A thunderous noise that panicked residents of Paris on Wednesday was caused by the sonic boom of a fighter jet breaking the sound barrier, police in the French capital said.

The military said the jet was scrambled to go to the aid of a passenger aircraft that had lost radio contact, and had been authorised to travel at supersonic speed.

"A very loud noise was heard in Paris and in the Paris region. It was not an explosion, it was a fighter jet crossing the sound barrier," Paris police said on Twitter, urging people to stop calling emergency phone lines.

The noise, which was heard all over the city and neighbouring suburbs and shook windows, rattled Parisians already on edge after a knife attack outside the former offices of satirical weekly Charlie Hebdo last week that the government has called an act of terror.

"A Rafale, carrying out an intervention to assist an aircraft that had lost contact, was authorised to break the sound barrier to reach the aircraft in difficulty," a French air force spokesman told AFP.

The spokesman said the fighter emitted its sonic boom over the east of Paris.

The defence ministry said in a statement the Rafale had gone to the aid of an ERJ 145 passenger plane, a 50-seater made by Brazil's Embraer, flying from Brive in the southwest to Saint-Brieuc in the northwest.

"Despite an altitude of more than 10,000 metres, the atmospheric conditions meant the supersonic boom was strongly felt in the Paris metropolitan area," it said.

Radio contact was re-established with the passenger plane and it reached its destination safely as the Rafale stood down.

The same fighter jet had been called out earlier Wednesday to check a Falcon 50 plane that had lost radio contact which was also reestablished, it said.

The French air force said the jet was authorised to travel at supersonic speed
The French air force said the jet was authorised to travel at supersonic speed AFP / ALAIN JULIEN

France's DGAC civil aviation authority played down the seriousness of the incident, saying such events happen "regularly". In 2019, the French air force counted 450 "abnormal" aviation situations, 210 of which required intervention by fighter jets or helicopters.

Wednesday's incident led to confusion, with people taking to social media to ask about a noise that many noted came without any apparent smoke or other traces of damage.

It was clearly heard at the French Open tennis tournament at Roland Garros, where star player Stan Wawrinka of Switzerland and his German opponent Dominik Koepfer paused in astonishment and apparent worry as the noise echoed around the stadium.

"Yeah, I heard it. I was a bit worried because I thought something bad happened," said Ukrainian tennis star Elina Svitolina after defeating Mexico's Renata Zarazua on the tournament's showpiece Court Philippe Chatrier.

"I looked at the chair umpire.

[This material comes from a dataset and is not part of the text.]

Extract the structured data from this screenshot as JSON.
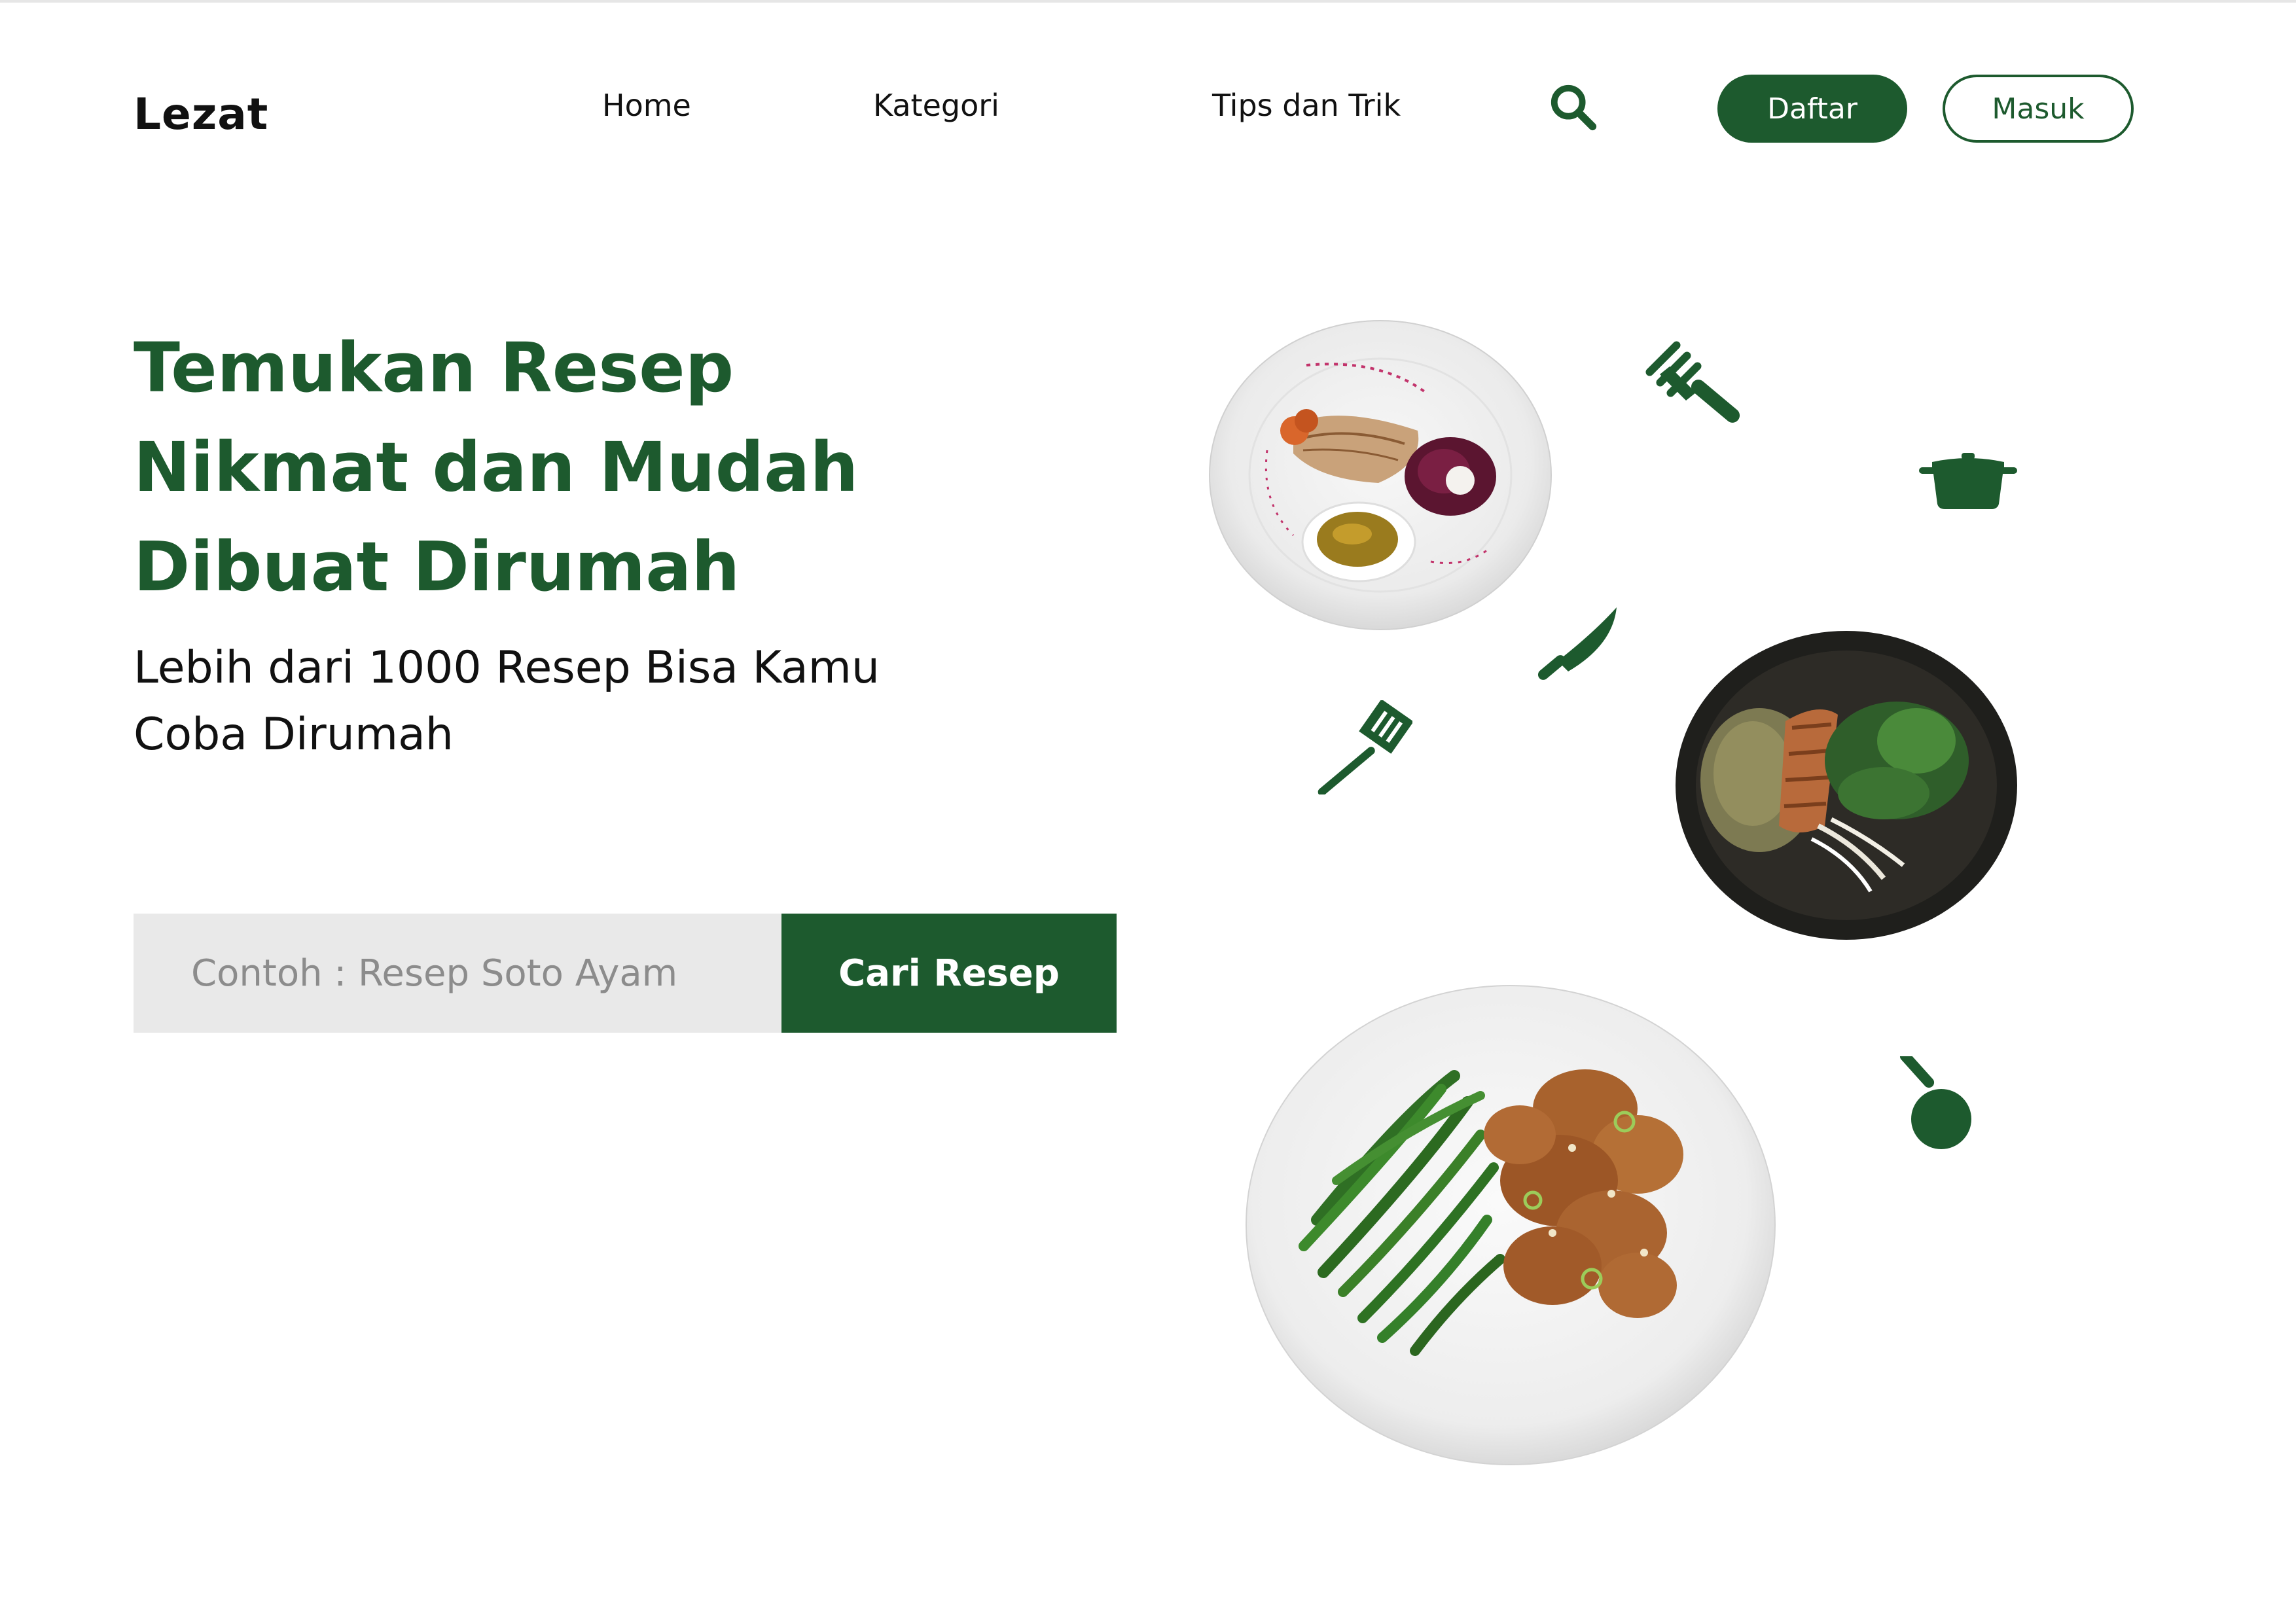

He was a little bit shocked as well because you never know these days what can happen, what's going on," she said. "It was very strange, very loud, like something big dropped."

Last Friday, two people were wounded in an attack by a man wielding a meat cleaver outside the former offices of satirical weekly Charlie Hebdo in Paris.

The assault came three weeks into the trial of suspected accomplices in the January 2015 attacks on Charlie Hebdo and a Jewish supermarket.

Seventeen people were killed in the three-day spree of violence in 2015, including Charlie Hebdo staff and police officers.

The bloodshed heralded a wave of Islamist violence in France that has left 258 people dead. The nation remains on high terror alert.